:: WHAT IS REQUIRED ::
Below are the records. How many of their lines contain "Storage"? Give only the number.

Stored entries:
== Segment start ==
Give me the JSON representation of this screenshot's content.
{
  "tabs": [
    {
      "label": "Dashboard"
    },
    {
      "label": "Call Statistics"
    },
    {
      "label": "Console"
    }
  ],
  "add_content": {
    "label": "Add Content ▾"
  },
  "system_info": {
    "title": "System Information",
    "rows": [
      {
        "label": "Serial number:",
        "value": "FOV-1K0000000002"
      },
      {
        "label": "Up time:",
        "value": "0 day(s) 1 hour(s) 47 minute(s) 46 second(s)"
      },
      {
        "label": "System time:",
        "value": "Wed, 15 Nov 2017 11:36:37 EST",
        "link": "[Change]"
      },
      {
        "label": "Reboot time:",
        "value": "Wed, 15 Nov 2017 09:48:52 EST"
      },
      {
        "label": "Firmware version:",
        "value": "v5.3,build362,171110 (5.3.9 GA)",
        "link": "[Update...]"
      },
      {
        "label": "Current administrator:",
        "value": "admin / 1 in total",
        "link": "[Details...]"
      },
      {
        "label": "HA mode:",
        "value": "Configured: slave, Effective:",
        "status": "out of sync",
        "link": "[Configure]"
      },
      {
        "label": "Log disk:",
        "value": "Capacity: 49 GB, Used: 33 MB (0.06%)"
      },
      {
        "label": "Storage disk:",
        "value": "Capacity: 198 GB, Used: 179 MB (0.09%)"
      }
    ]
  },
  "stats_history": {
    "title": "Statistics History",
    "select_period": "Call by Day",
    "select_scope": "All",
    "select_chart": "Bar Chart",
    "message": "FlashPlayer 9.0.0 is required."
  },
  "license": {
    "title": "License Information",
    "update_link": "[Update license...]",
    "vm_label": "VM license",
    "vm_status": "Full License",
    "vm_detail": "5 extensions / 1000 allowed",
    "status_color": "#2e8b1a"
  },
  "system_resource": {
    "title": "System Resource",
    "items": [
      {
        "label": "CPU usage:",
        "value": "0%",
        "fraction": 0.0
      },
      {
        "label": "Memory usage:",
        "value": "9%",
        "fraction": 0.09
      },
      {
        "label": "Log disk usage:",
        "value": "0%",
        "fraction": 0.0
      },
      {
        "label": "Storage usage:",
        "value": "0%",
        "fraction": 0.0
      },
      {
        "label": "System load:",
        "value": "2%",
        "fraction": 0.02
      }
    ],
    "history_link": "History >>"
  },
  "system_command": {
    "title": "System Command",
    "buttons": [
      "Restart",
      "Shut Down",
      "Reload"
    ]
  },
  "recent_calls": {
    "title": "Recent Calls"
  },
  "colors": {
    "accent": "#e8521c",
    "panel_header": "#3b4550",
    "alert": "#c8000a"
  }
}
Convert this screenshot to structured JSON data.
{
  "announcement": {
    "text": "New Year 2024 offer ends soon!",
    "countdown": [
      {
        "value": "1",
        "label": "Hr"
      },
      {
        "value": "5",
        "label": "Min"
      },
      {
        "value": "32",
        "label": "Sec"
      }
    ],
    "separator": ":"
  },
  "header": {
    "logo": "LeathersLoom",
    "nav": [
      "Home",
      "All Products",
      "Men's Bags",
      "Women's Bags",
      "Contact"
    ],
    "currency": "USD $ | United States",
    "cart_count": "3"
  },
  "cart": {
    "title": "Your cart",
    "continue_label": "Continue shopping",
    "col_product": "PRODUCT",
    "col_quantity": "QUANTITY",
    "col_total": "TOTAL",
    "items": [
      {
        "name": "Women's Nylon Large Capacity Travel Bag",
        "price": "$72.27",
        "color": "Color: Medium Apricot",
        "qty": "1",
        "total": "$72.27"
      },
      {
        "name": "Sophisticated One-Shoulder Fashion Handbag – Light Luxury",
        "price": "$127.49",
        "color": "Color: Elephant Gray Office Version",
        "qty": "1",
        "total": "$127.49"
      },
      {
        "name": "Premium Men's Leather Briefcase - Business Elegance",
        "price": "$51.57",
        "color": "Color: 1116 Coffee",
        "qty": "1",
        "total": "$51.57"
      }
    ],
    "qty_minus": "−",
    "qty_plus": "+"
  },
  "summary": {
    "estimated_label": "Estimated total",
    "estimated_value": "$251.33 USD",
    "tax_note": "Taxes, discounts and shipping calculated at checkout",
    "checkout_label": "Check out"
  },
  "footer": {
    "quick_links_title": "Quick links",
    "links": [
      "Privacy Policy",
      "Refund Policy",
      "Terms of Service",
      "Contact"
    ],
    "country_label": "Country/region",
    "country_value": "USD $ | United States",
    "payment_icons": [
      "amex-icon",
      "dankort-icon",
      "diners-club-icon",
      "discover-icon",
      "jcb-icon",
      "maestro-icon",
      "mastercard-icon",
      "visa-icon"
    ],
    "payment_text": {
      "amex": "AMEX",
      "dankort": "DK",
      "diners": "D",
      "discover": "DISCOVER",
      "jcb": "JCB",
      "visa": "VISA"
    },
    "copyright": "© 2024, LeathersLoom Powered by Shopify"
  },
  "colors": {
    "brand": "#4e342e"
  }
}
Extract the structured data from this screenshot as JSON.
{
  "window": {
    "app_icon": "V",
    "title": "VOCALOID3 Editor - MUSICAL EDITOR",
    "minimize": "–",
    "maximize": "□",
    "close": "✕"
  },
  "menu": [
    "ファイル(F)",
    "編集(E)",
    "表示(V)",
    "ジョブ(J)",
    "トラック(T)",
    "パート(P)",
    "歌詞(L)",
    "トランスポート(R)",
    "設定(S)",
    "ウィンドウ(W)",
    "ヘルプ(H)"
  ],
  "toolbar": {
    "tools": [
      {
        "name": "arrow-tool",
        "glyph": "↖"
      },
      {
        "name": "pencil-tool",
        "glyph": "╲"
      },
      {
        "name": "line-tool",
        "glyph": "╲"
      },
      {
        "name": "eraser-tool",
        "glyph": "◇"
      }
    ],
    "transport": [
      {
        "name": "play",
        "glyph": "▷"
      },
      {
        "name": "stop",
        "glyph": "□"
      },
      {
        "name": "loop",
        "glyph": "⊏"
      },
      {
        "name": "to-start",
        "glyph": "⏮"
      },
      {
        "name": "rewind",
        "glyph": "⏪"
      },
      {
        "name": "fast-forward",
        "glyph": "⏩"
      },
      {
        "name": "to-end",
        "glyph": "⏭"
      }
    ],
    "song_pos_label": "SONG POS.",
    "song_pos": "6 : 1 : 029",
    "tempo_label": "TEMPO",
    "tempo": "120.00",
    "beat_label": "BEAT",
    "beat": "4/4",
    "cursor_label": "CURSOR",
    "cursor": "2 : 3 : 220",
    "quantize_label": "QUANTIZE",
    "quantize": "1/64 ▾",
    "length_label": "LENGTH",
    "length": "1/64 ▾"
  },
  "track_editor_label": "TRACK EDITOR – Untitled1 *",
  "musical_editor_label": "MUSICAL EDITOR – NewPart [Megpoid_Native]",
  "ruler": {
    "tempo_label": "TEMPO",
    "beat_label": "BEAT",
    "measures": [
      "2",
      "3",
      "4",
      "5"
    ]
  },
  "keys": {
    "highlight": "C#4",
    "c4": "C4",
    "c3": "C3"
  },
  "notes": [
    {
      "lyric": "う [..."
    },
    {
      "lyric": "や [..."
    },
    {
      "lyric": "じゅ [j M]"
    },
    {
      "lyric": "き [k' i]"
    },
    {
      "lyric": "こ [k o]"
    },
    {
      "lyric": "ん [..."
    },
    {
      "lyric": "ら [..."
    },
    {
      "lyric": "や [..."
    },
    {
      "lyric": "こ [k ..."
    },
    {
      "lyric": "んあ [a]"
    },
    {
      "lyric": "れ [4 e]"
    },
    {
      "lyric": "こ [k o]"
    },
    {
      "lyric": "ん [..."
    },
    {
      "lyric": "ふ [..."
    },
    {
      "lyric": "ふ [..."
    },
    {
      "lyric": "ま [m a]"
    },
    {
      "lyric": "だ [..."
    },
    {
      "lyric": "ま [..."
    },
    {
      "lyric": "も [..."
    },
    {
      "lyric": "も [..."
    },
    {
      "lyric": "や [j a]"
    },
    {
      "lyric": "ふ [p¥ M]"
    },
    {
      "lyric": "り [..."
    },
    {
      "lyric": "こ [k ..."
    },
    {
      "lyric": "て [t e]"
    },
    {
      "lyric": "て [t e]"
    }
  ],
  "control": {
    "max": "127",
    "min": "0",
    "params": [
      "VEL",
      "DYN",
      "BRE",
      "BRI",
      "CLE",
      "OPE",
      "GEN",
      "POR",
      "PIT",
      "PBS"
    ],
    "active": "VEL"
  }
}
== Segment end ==
:: EXERCISE SOLUTION ::
2